Pianist Lang Lang performed with the National Symphony Orchestra on Nov. 4. (Detlef Schneider)

The pianist Lang Lang is one of today’s most popular, gifted and divisive performers. At a time when fewer and fewer classical artists are able to sell out a concert hall, he has mass appeal — as demonstrated on Sunday afternoon by the diverse crowd that filled the Kennedy Center for his recital. And there’s no denying his enormous talent. It’s his style that gets people talking. On Sunday, he swayed over the keys, conducted his own playing by gesturing with whatever hand happened to be free, dragged out Adagios melodramatically. This is too overdone for Mozart, some of us say, and dismiss him as exaggerated, a sell-out. And crowds continue to come.

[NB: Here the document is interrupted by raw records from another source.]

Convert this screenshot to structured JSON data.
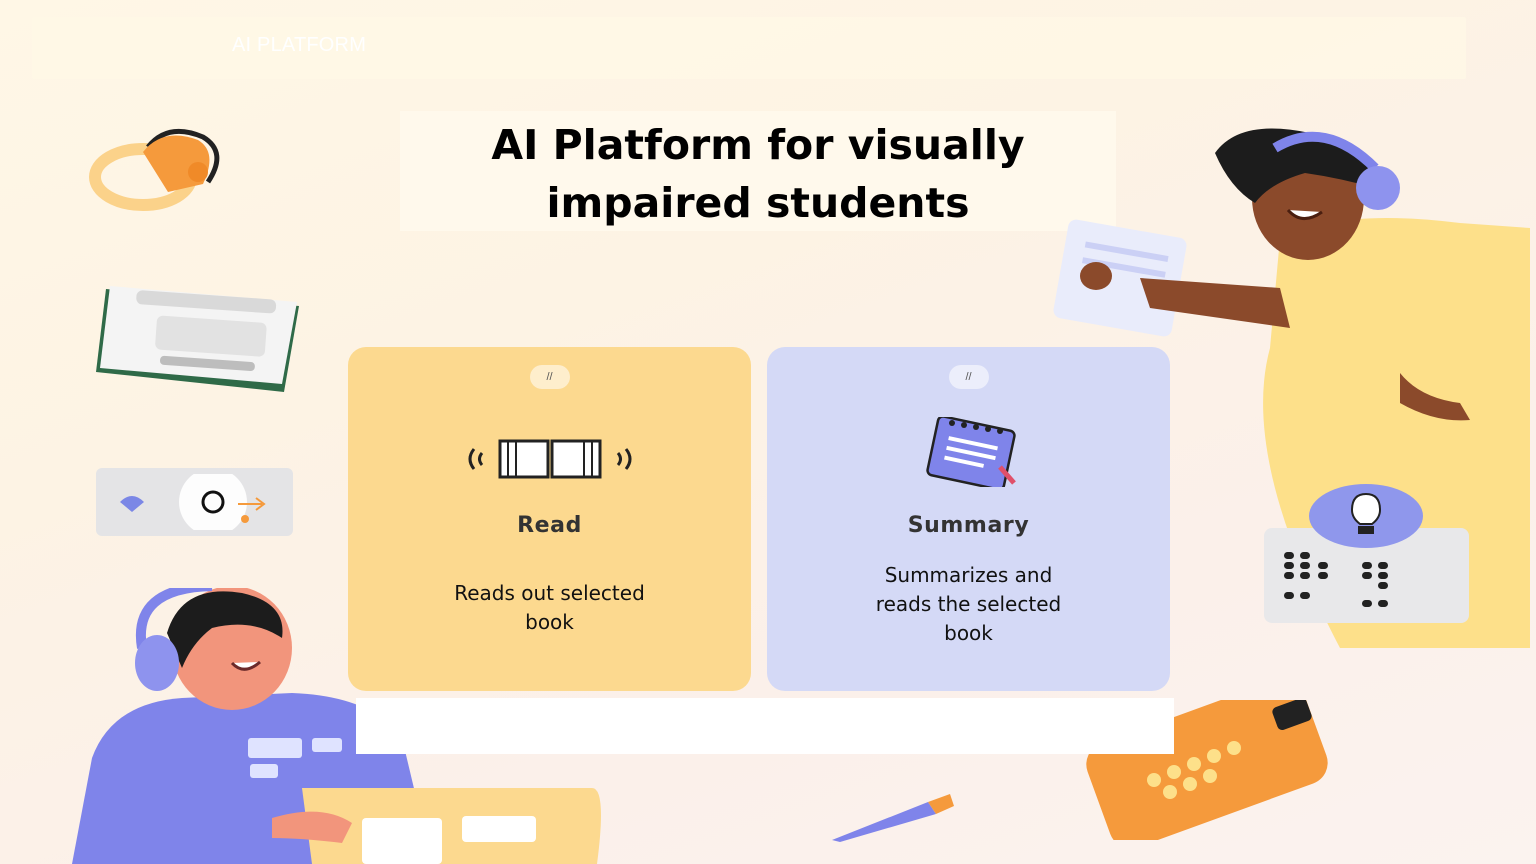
{
  "topbar": {
    "brand": "AI PLATFORM"
  },
  "page": {
    "title_line1": "AI Platform for visually",
    "title_line2": "impaired students"
  },
  "cards": [
    {
      "id": "read",
      "heading": "Read",
      "description": "Reads out selected book",
      "icon": "open-book-speaker-icon",
      "color": "#fcd98f"
    },
    {
      "id": "summary",
      "heading": "Summary",
      "description": "Summarizes and reads the selected book",
      "icon": "notepad-icon",
      "color": "#d4d9f6"
    }
  ],
  "illustrations": {
    "right_person": "student-with-headphones-illustration",
    "left_person": "student-with-headphones-laptop-illustration",
    "braille_panel": "braille-dots-panel",
    "lightbulb": "lightbulb-icon",
    "pencil": "pencil-icon",
    "tablet": "braille-tablet-icon"
  }
}
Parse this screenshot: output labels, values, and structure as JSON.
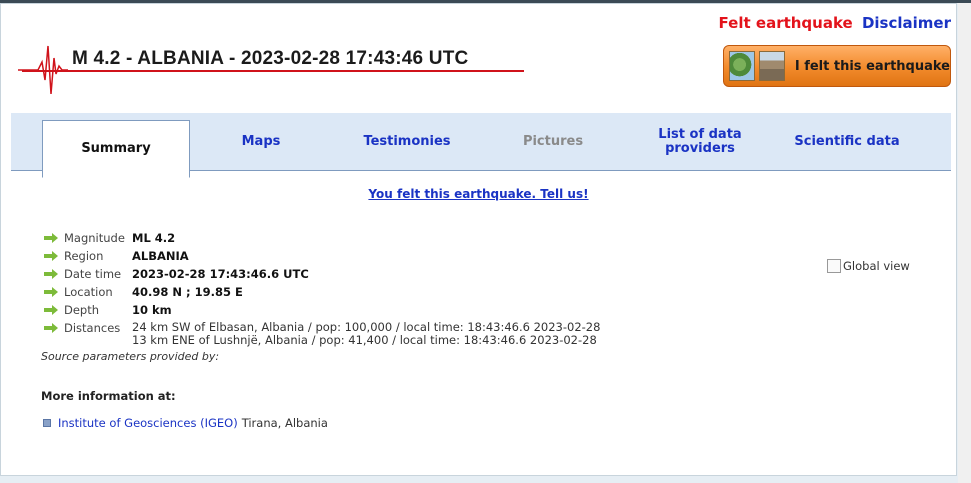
{
  "header": {
    "title": "M 4.2 - ALBANIA - 2023-02-28 17:43:46 UTC",
    "felt_link": "Felt earthquake",
    "disclaimer_link": "Disclaimer",
    "felt_button": "I felt this earthquake"
  },
  "tabs": [
    {
      "label": "Summary",
      "state": "active"
    },
    {
      "label": "Maps",
      "state": "normal"
    },
    {
      "label": "Testimonies",
      "state": "normal"
    },
    {
      "label": "Pictures",
      "state": "disabled"
    },
    {
      "label": "List of data providers",
      "state": "normal"
    },
    {
      "label": "Scientific data",
      "state": "normal"
    }
  ],
  "tell_us": "You felt this earthquake. Tell us!",
  "details": {
    "magnitude": {
      "label": "Magnitude",
      "value": "ML 4.2"
    },
    "region": {
      "label": "Region",
      "value": "ALBANIA"
    },
    "datetime": {
      "label": "Date time",
      "value": "2023-02-28 17:43:46.6 UTC"
    },
    "location": {
      "label": "Location",
      "value": "40.98 N ; 19.85 E"
    },
    "depth": {
      "label": "Depth",
      "value": "10 km"
    },
    "distances": {
      "label": "Distances",
      "lines": [
        "24 km SW of Elbasan, Albania / pop: 100,000 / local time: 18:43:46.6 2023-02-28",
        "13 km ENE of Lushnjë, Albania / pop: 41,400 / local time: 18:43:46.6 2023-02-28"
      ]
    }
  },
  "source_params": "Source parameters provided by:",
  "more_info": {
    "heading": "More information at:",
    "institute_link": "Institute of Geosciences (IGEO)",
    "institute_place": "Tirana, Albania"
  },
  "global_view": "Global view",
  "colors": {
    "accent_red": "#e3131b",
    "link_blue": "#1a33c4",
    "button_orange": "#f28a2b",
    "tab_bg": "#dce8f6",
    "arrow_green": "#7dbb3a"
  }
}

Whatever you think of Lang Lang, it’s a feather in the cap of the National Symphony Orchestra to have snared him for a week-long residency at the Kennedy Center — six performances, including a different Beethoven concerto every night of his three concerts with the full orchestra. The draw was the orchestra’s equally divisive music director, Christoph Eschenbach, who will perform with and conduct him later in the week, and whom the pianist, in remarks at the end of Sunday’s program, called “my favorite musician in the entire world.”

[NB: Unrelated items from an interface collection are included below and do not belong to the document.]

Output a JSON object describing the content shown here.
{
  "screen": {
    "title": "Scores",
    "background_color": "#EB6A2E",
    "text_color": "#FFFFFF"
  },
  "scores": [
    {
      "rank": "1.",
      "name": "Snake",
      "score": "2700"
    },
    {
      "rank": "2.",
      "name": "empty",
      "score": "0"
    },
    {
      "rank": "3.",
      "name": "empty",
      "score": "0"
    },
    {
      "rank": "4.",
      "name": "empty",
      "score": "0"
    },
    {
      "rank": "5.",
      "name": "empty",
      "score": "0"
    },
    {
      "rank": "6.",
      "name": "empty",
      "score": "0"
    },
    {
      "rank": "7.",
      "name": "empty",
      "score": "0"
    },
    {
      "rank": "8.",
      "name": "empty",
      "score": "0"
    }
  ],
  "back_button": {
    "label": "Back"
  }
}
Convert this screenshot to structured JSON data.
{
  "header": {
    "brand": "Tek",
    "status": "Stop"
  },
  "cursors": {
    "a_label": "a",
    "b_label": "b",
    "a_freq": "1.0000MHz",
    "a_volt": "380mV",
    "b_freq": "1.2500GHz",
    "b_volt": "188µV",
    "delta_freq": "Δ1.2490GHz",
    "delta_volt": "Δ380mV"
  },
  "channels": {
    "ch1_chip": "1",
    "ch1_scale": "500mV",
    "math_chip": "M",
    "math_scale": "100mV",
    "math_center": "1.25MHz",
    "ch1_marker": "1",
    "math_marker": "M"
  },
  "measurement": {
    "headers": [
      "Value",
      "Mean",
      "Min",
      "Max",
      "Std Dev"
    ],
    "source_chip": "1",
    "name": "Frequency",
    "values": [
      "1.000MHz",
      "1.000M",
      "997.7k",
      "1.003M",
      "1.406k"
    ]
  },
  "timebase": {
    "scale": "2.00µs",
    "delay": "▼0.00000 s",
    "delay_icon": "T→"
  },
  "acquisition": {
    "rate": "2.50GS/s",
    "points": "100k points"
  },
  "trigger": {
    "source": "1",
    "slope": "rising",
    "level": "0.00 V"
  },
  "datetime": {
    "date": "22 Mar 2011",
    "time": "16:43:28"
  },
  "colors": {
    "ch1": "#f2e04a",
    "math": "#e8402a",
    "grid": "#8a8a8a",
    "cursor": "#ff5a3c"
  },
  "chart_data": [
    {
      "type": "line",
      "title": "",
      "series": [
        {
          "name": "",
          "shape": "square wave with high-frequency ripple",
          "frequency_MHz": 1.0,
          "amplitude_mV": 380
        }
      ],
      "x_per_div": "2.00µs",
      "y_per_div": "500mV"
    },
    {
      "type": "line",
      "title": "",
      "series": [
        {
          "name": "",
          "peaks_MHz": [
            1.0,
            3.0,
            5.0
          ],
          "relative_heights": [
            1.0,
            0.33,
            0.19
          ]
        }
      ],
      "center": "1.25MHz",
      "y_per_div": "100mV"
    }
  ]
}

Over the years, my reaction to Lang Lang has gradually moved from initial appreciation of his talent to the head-shaking disapproval I share with many colleagues at what we see as his excesses. Sunday’s recital started off with what seemed to me more of the same: the light contours of Mozart’s early G Major sonata, K. 283, stretched to the breaking point and asked to carry an emotional freight beyond its ability to sustain. The second movement slowed to a crawl and exuded Big Emotion; the third movement became a jaunty gallop that seemed to signal to the audience, “Isn’t this jolly?” in a slightly too brittle tone. Everything seemed to have quotation marks around it. Two more Mozart sonatas followed, all marked by similar intensity: the left hand crashing down chords while the right hand sustained a gossamer web of sound in the second movement of the A minor sonata, K. 310; or the pervasive air of melancholy that bled from the Adagio opening of the E-flat major sonata, K. 282, into what is usually the more cheerful sonata form section that follows it.

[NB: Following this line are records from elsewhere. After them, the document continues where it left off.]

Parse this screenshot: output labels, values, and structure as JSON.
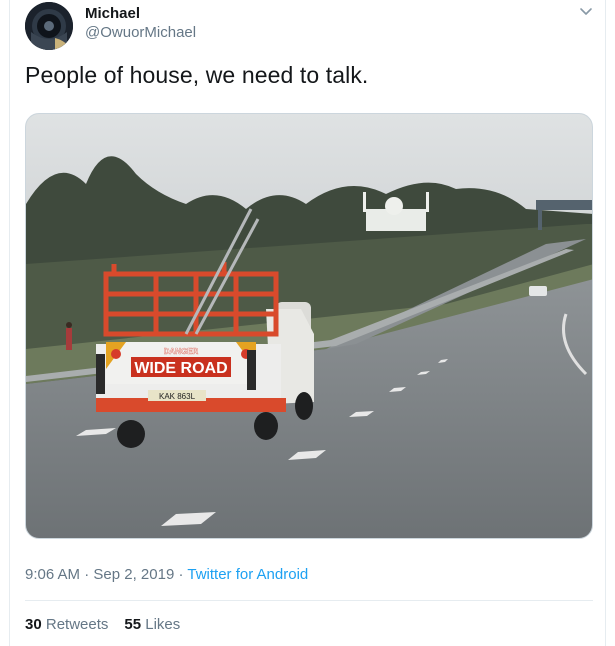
{
  "author": {
    "name": "Michael",
    "handle": "@OwuorMichael"
  },
  "tweet": {
    "text": "People of house, we need to talk.",
    "time": "9:06 AM",
    "separator": " · ",
    "date": "Sep 2, 2019",
    "source": "Twitter for Android"
  },
  "photo": {
    "sign_top": "DANGER",
    "sign_main": "WIDE ROAD",
    "plate": "KAK 863L"
  },
  "stats": {
    "retweets_count": "30",
    "retweets_label": "Retweets",
    "likes_count": "55",
    "likes_label": "Likes"
  },
  "icons": {
    "menu": "chevron-down-icon"
  },
  "colors": {
    "link": "#1da1f2",
    "secondary_text": "#657786",
    "primary_text": "#14171a",
    "divider": "#e6ecf0"
  }
}
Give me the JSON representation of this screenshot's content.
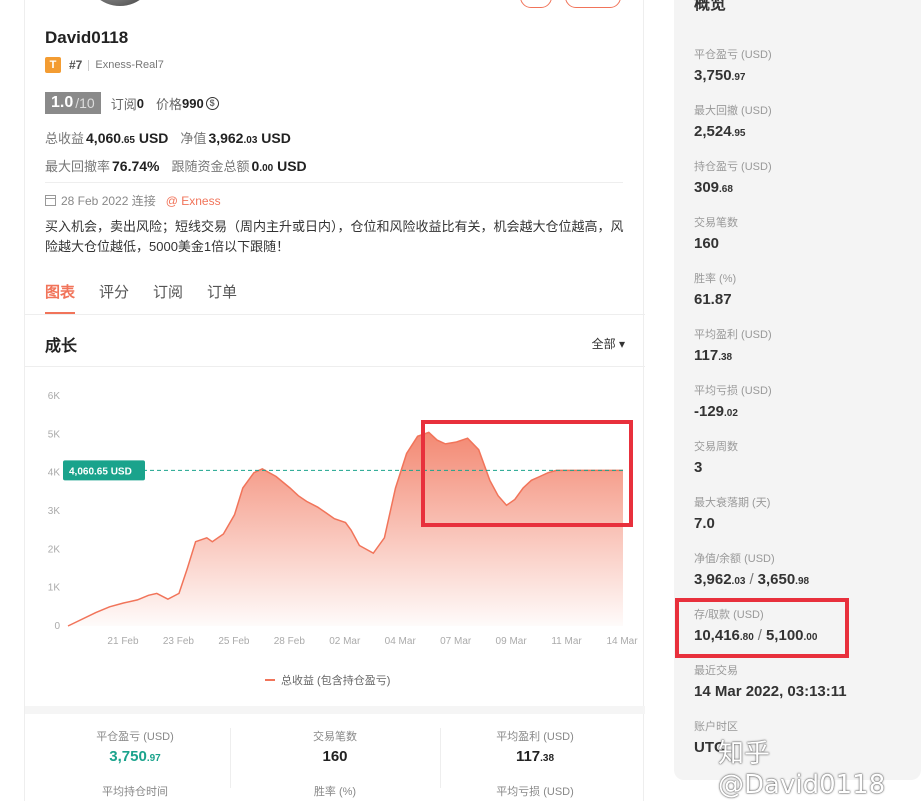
{
  "profile": {
    "name": "David0118",
    "tier_badge": "T",
    "rank": "#7",
    "account": "Exness-Real7",
    "score": "1.0",
    "score_max": "/10",
    "subs_label": "订阅",
    "subs_value": "0",
    "price_label": "价格",
    "price_value": "990",
    "price_coin": "$"
  },
  "stats": {
    "total_profit_label": "总收益",
    "total_profit_main": "4,060",
    "total_profit_dec": ".65",
    "total_profit_unit": "USD",
    "equity_label": "净值",
    "equity_main": "3,962",
    "equity_dec": ".03",
    "equity_unit": "USD",
    "drawdown_label": "最大回撤率",
    "drawdown_value": "76.74%",
    "follow_label": "跟随资金总额",
    "follow_main": "0",
    "follow_dec": ".00",
    "follow_unit": "USD"
  },
  "meta": {
    "date": "28 Feb 2022 连接",
    "broker_link": "@ Exness",
    "description": "买入机会，卖出风险；短线交易（周内主升或日内），仓位和风险收益比有关，机会越大仓位越高，风险越大仓位越低，5000美金1倍以下跟随！"
  },
  "tabs": [
    "图表",
    "评分",
    "订阅",
    "订单"
  ],
  "chart_header": {
    "title": "成长",
    "filter": "全部",
    "filter_arrow": "▾"
  },
  "colors": {
    "accent": "#f1745a",
    "positive": "#1aa38c",
    "highlight": "#e8303c",
    "marker_bg": "#1aa38c"
  },
  "chart_data": {
    "type": "area",
    "x_tick_labels": [
      "21 Feb",
      "23 Feb",
      "25 Feb",
      "28 Feb",
      "02 Mar",
      "04 Mar",
      "07 Mar",
      "09 Mar",
      "11 Mar",
      "14 Mar"
    ],
    "y_tick_labels": [
      "0",
      "1K",
      "2K",
      "3K",
      "4K",
      "5K",
      "6K"
    ],
    "ylim": [
      0,
      6000
    ],
    "series": [
      {
        "name": "总收益 (包含持仓盈亏)",
        "x": [
          0,
          1,
          1.5,
          2,
          2.5,
          2.9,
          3.2,
          3.6,
          4.0,
          4.3,
          4.6,
          5.0,
          5.2,
          5.6,
          6.0,
          6.3,
          6.7,
          7.0,
          7.5,
          8.0,
          8.3,
          8.6,
          9.0,
          9.3,
          9.6,
          10.0,
          10.2,
          10.5,
          11.0,
          11.4,
          11.8,
          12.2,
          12.6,
          13.0,
          13.3,
          13.6,
          14.0,
          14.4,
          14.8,
          15.2,
          15.5,
          15.8,
          16.1,
          16.4,
          16.7,
          17.0,
          17.3,
          17.6,
          18.0,
          18.4,
          18.8,
          19.1,
          19.4,
          19.8,
          20.0
        ],
        "y": [
          0,
          350,
          500,
          600,
          680,
          800,
          850,
          700,
          850,
          1500,
          2200,
          2300,
          2200,
          2400,
          2900,
          3600,
          4000,
          4100,
          3900,
          3600,
          3400,
          3250,
          3100,
          2950,
          2800,
          2700,
          2500,
          2100,
          1900,
          2300,
          3600,
          4500,
          4950,
          5050,
          4850,
          4750,
          4800,
          4900,
          4600,
          3800,
          3400,
          3150,
          3300,
          3600,
          3800,
          3900,
          4000,
          4060,
          4060,
          4060,
          4060,
          4060,
          4060,
          4060,
          4060
        ]
      }
    ],
    "current_marker": "4,060.65 USD",
    "current_value": 4060.65,
    "legend": "总收益 (包含持仓盈亏)",
    "grid": false
  },
  "bottom_stats": {
    "col1_label": "平仓盈亏 (USD)",
    "col1_main": "3,750",
    "col1_dec": ".97",
    "col1_label2": "平均持仓时间",
    "col2_label": "交易笔数",
    "col2_value": "160",
    "col2_label2": "胜率 (%)",
    "col3_label": "平均盈利 (USD)",
    "col3_main": "117",
    "col3_dec": ".38",
    "col3_label2": "平均亏损 (USD)"
  },
  "overview": {
    "title": "概览",
    "items": [
      {
        "label": "平仓盈亏 (USD)",
        "main": "3,750",
        "dec": ".97"
      },
      {
        "label": "最大回撤 (USD)",
        "main": "2,524",
        "dec": ".95"
      },
      {
        "label": "持仓盈亏 (USD)",
        "main": "309",
        "dec": ".68"
      },
      {
        "label": "交易笔数",
        "main": "160",
        "dec": ""
      },
      {
        "label": "胜率 (%)",
        "main": "61.87",
        "dec": ""
      },
      {
        "label": "平均盈利 (USD)",
        "main": "117",
        "dec": ".38"
      },
      {
        "label": "平均亏损 (USD)",
        "main": "-129",
        "dec": ".02"
      },
      {
        "label": "交易周数",
        "main": "3",
        "dec": ""
      },
      {
        "label": "最大衰落期 (天)",
        "main": "7.0",
        "dec": ""
      },
      {
        "label": "净值/余额 (USD)",
        "main": "3,962",
        "dec": ".03",
        "main2": "3,650",
        "dec2": ".98"
      },
      {
        "label": "存/取款 (USD)",
        "main": "10,416",
        "dec": ".80",
        "main2": "5,100",
        "dec2": ".00"
      },
      {
        "label": "最近交易",
        "main": "14 Mar 2022, 03:13:11",
        "dec": ""
      },
      {
        "label": "账户时区",
        "main": "UTC",
        "dec": ""
      }
    ],
    "slash": "/"
  },
  "watermark": "知乎 @David0118"
}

All of this is expressed through some sheerly beautiful playing. Lang Lang can spin a line of music up the keyboard in a single, slender, shimmering ribbon, getting smaller and smaller, touching on dynamic nuances beyond what you thought you were able to perceive; he did it again and again, just in case you thought it was an accident. Indeed, I can never stop listening when Lang Lang plays; he makes sure you follow along. I may not like what he’s doing, but I surely do hear that he’s doing it. I have always taken this as a sign of his populism: his playing is so transparent he’s making sure he spells it out for the crowd.

But as I listened on Sunday I idly began to question the facility of dismissing this major figure on the music scene as merely a talented showman. His recital program certainly didn’t pander: three Mozart sonatas followed by all four Chopin ballades. The Chopin, of course, is a more fitting vehicle for Lang Lang’s brand of emoting; the big-keyboard, big-gesture music that more easily accommodates his extremes of mood and his various ways of pushing the envelope. It sounded pretty terrific.

And when I say it’s a “more fitting vehicle,” it’s probably a sign that I, and you, should stop and think about what we mean when we say something is appropriate to Mozart and something else isn’t. We have reams of information about period style that informs our current sense of how Mozart should be played. Partly based on that, I want Mozart to be springy, resilient, innocent, clear — any or all of those things, but in some combination Lang Lang didn’t give me.

But prescriptions are a dangerous thing in the world of art. Lang Lang offers something else — originality. Is his interpretation a distortion, a monumental gesture to stereotypes of classical music as Great Art, as I heard it? Or is it an individual approach showing the way that a pianist in the 21st century can embrace works of the 18th and make them his own?

Listening on Sunday, and battling my dislike of the way he played the Mozart, I wondered if my negative review might be the kind of thing people quote 40 years hence to laugh at the cluelessness of conformity when confronted with a new voice doing things as they hadn’t ever been done before. Is Lang Lang a sell-out, or a genius, or a little of both? I don’t know, but he makes me think and he makes me listen — which I can’t say of every artist.